Read through the records below and copy each line that uses the word "structured".
--- Input for this task ---
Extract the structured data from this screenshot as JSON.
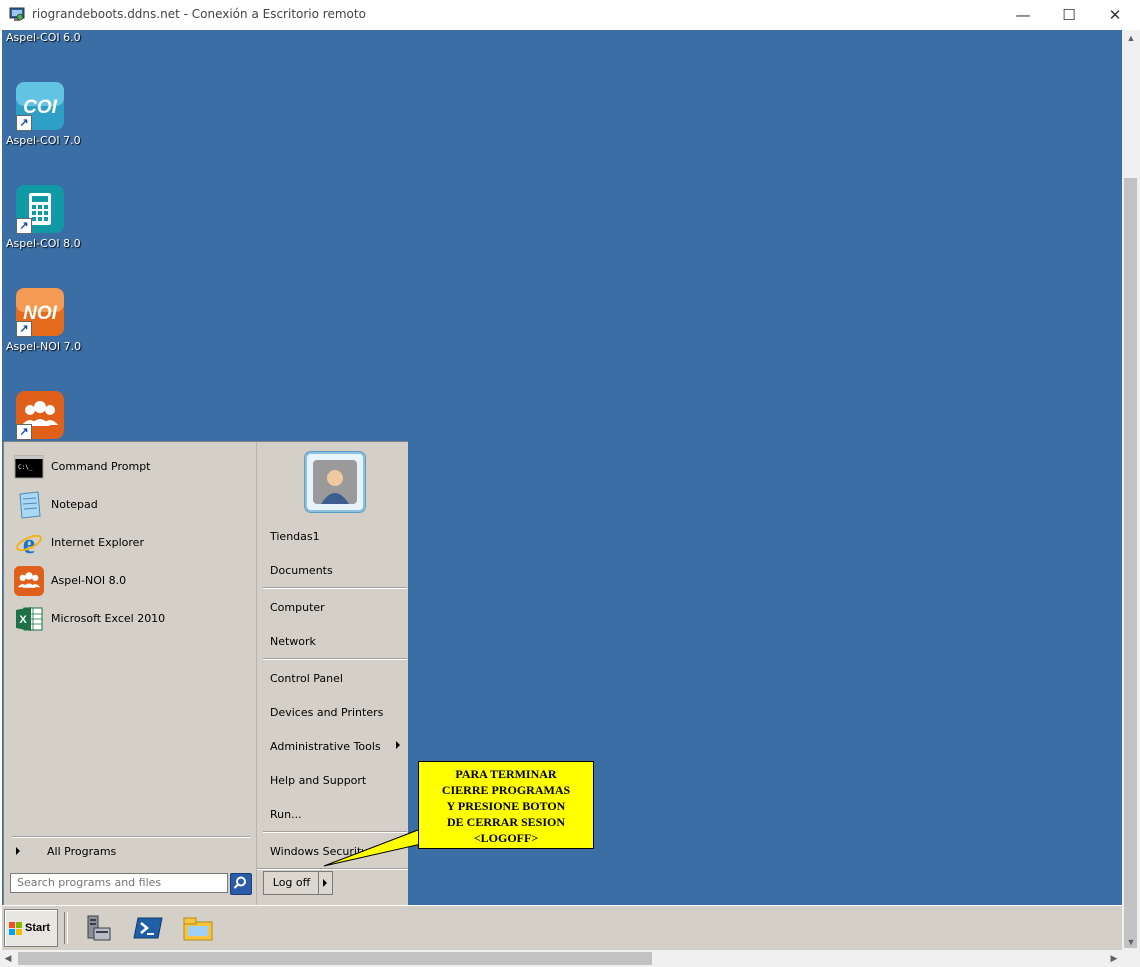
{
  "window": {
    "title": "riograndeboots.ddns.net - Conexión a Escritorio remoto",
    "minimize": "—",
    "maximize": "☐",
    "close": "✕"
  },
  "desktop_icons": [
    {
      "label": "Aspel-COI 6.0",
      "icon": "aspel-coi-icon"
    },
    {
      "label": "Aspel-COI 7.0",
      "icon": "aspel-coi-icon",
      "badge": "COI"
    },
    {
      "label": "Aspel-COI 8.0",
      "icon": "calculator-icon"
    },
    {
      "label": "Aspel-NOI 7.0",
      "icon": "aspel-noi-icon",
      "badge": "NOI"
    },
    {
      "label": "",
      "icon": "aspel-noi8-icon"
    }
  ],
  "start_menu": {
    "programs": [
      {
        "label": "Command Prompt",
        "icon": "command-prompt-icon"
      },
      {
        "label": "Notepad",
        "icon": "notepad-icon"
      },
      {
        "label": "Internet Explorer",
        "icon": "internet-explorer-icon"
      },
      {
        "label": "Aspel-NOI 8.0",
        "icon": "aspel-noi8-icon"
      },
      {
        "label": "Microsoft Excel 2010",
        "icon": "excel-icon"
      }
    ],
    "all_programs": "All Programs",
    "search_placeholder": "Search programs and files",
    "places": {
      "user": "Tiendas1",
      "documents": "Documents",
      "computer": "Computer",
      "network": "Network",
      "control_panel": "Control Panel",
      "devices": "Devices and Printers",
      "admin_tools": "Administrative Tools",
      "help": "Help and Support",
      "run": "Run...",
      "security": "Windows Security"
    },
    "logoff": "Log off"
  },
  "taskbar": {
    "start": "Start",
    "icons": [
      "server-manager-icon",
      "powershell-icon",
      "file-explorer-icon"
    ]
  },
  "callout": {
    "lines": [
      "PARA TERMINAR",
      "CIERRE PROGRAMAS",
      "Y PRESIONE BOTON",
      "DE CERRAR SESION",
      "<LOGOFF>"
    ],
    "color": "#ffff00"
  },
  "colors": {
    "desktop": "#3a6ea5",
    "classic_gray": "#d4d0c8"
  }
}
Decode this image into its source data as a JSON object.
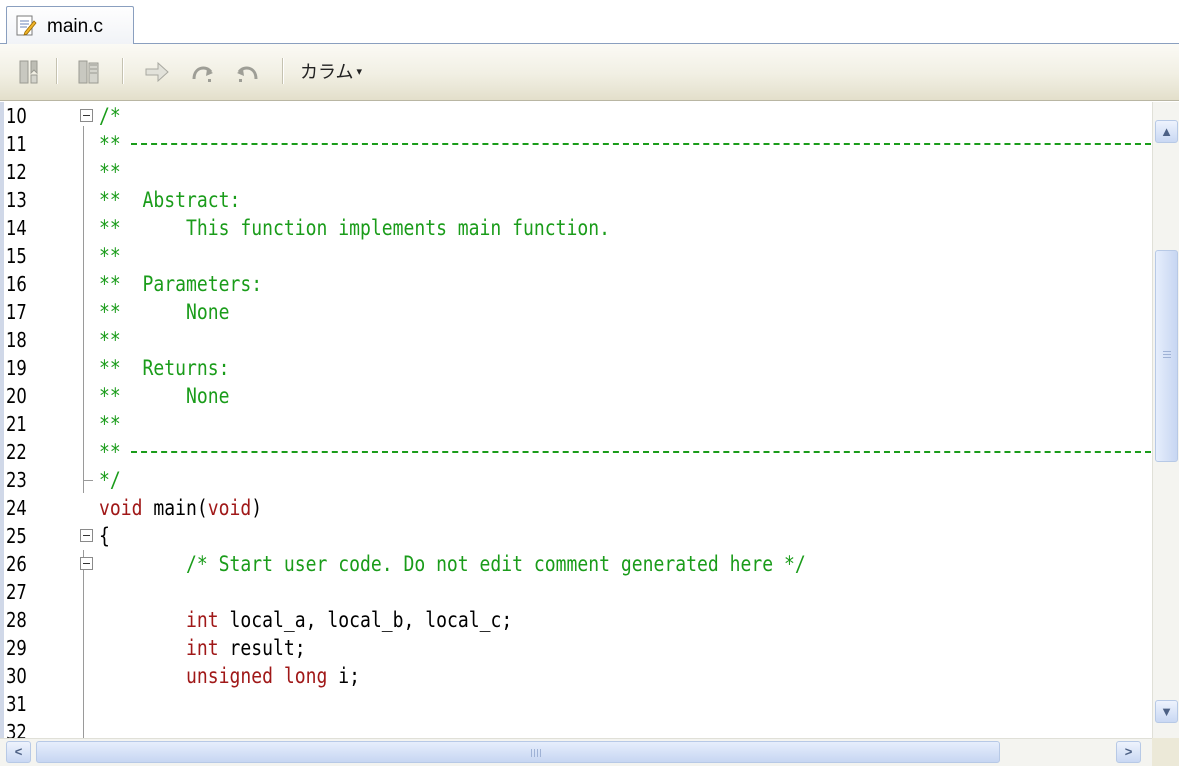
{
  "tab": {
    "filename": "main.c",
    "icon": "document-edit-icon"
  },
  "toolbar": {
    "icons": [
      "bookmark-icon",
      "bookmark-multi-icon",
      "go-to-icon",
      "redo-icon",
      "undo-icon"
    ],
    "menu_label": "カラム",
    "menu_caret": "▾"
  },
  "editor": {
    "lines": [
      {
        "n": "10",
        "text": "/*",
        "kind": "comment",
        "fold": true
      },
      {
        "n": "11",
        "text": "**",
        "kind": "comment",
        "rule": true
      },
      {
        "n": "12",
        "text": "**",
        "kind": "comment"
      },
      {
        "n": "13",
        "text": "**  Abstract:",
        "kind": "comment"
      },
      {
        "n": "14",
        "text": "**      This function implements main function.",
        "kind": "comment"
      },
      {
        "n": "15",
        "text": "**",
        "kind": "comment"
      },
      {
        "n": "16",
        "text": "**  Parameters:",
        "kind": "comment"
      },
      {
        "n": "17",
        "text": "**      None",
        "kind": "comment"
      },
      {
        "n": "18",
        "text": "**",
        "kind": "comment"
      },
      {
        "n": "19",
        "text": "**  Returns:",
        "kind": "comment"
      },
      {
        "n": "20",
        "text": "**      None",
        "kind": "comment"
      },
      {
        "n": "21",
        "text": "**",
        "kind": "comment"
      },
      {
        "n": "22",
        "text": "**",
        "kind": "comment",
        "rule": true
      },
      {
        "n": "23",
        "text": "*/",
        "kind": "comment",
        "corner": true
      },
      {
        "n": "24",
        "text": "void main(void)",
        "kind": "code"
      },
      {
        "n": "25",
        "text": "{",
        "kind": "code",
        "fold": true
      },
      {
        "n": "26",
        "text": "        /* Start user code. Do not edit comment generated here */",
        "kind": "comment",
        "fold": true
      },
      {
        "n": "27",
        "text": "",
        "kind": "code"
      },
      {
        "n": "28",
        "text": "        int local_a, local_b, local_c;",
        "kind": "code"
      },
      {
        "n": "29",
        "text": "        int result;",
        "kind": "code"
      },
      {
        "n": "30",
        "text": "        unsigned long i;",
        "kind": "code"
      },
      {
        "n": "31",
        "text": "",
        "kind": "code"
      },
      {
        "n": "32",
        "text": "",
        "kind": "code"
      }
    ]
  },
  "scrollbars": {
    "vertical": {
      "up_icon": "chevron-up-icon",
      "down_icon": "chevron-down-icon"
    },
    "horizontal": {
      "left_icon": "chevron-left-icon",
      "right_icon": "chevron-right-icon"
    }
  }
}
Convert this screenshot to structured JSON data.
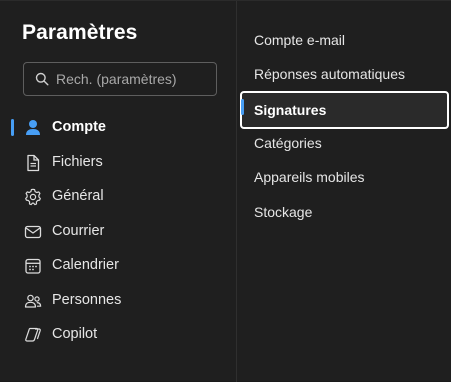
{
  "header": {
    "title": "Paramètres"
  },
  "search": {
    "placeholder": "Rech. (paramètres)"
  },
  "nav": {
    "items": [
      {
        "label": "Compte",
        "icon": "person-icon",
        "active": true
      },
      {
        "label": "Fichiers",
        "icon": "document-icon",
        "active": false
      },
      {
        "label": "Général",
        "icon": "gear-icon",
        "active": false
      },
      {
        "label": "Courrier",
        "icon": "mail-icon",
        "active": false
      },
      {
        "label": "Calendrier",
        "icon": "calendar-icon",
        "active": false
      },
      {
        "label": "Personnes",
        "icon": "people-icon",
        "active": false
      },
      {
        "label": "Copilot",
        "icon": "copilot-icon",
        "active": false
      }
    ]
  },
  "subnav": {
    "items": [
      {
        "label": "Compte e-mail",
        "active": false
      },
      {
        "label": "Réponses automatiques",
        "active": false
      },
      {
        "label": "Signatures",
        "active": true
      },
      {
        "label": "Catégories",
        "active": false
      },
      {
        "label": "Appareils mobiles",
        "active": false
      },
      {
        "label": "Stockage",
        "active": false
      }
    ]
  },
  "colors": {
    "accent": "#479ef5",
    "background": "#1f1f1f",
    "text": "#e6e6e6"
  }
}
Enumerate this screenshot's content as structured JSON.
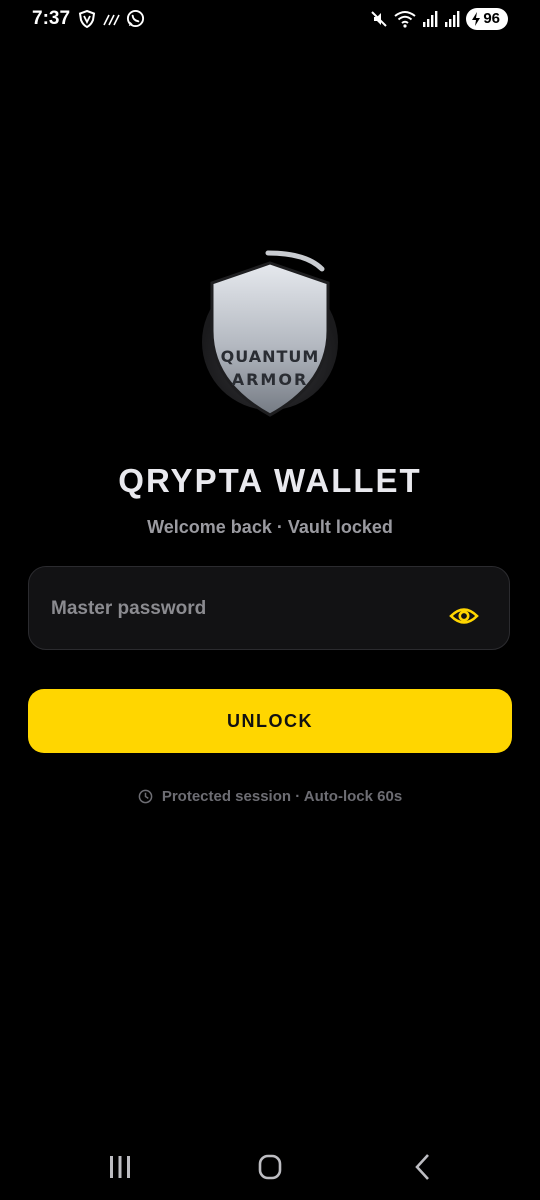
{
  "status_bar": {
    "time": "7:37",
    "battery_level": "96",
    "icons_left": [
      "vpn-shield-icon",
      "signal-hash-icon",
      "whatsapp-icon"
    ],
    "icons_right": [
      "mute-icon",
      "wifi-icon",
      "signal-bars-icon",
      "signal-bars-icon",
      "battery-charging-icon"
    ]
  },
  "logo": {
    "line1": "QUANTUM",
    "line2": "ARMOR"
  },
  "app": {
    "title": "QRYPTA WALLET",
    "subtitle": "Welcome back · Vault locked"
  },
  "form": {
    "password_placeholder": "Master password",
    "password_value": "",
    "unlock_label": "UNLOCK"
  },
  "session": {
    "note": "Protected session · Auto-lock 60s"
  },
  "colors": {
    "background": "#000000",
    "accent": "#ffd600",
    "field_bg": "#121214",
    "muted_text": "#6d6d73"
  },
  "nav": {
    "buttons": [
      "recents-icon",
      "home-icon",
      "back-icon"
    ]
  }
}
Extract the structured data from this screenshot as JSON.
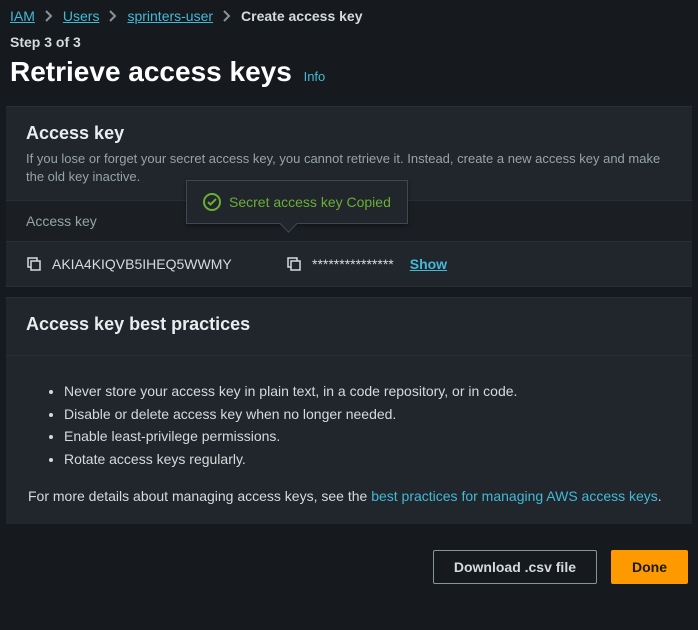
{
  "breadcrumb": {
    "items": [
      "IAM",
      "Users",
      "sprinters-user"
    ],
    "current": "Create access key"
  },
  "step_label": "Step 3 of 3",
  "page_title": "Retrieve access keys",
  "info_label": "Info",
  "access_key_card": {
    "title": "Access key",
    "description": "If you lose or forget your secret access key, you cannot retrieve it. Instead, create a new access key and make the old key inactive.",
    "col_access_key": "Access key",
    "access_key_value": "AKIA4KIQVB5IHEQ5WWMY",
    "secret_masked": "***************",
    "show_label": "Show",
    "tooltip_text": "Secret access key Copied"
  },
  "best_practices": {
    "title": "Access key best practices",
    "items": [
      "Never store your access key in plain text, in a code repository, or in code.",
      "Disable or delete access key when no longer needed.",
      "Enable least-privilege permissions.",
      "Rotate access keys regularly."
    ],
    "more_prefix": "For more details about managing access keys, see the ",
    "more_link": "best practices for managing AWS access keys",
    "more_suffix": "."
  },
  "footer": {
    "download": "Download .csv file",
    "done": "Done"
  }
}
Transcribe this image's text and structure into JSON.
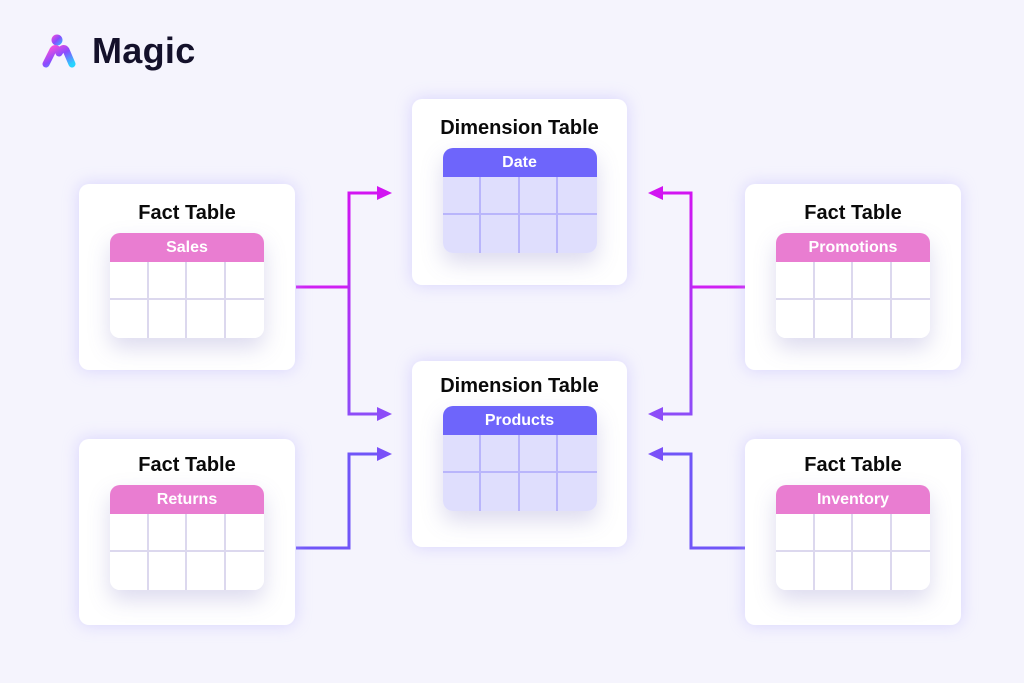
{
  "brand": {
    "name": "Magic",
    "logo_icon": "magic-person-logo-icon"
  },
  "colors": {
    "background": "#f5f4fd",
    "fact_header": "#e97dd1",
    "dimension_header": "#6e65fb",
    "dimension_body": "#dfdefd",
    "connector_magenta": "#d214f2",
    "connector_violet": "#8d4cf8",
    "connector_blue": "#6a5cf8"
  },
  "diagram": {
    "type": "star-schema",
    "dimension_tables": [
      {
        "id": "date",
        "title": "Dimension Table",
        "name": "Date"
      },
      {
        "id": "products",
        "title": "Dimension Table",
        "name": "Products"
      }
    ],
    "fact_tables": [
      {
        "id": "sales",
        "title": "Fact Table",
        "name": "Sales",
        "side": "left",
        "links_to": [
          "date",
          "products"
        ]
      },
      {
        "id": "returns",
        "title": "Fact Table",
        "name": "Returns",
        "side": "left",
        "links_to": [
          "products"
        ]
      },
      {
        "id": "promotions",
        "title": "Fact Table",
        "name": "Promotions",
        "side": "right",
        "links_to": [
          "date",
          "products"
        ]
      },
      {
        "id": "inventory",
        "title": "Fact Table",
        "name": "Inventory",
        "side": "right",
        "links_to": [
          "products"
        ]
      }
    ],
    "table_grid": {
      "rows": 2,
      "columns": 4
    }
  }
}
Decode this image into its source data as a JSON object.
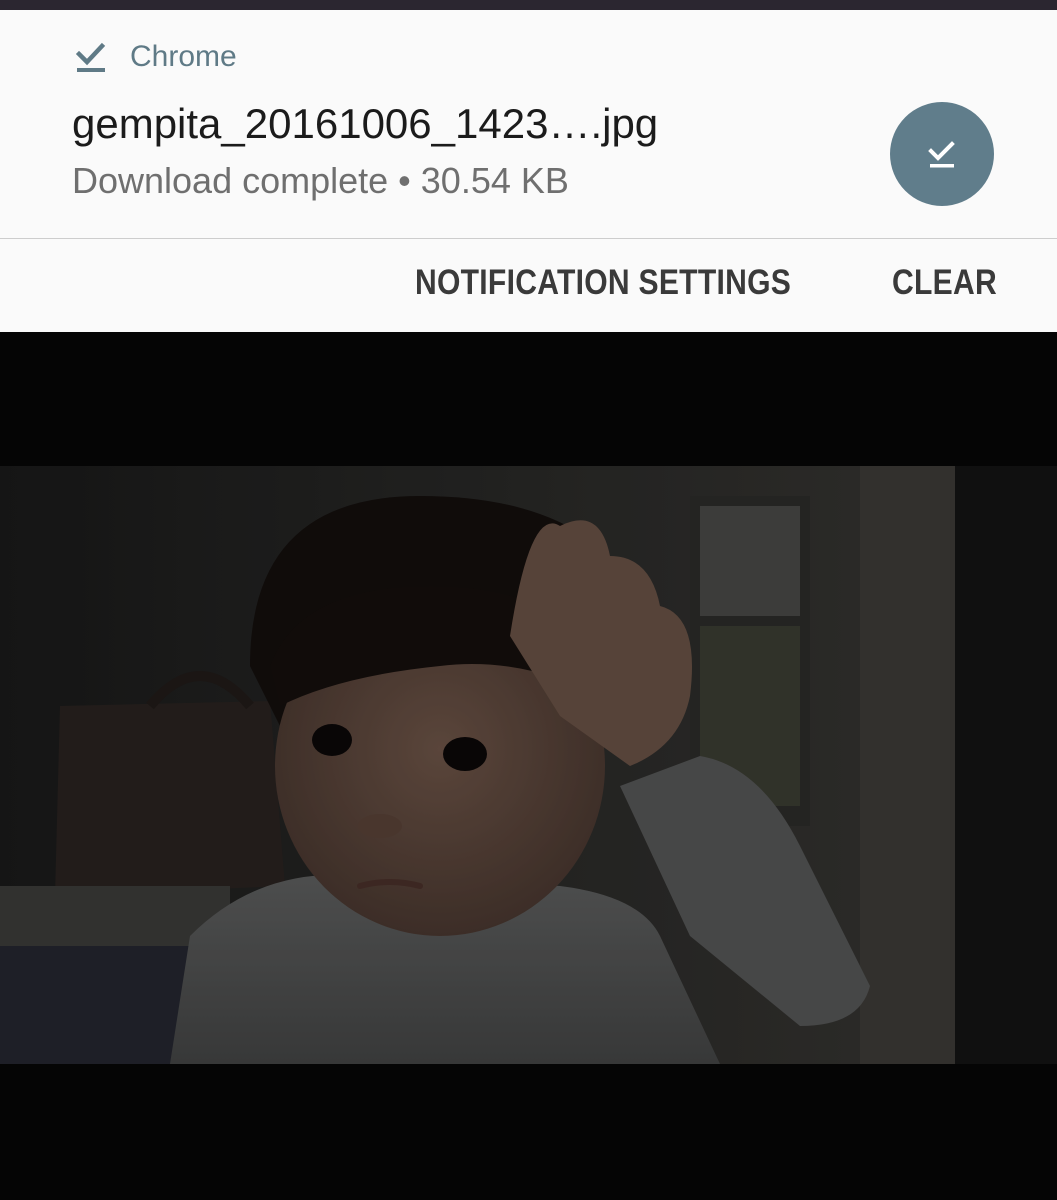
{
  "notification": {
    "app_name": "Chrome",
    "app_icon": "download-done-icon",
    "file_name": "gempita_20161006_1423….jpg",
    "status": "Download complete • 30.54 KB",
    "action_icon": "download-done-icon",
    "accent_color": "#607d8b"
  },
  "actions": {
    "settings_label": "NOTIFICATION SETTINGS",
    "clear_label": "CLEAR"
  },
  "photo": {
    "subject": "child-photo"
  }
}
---
- **Result of this exercise**:
Extract the structured data from this screenshot as JSON.
Convert this screenshot to structured JSON data.
Enumerate this screenshot's content as structured JSON.
Extract the structured data from this screenshot as JSON.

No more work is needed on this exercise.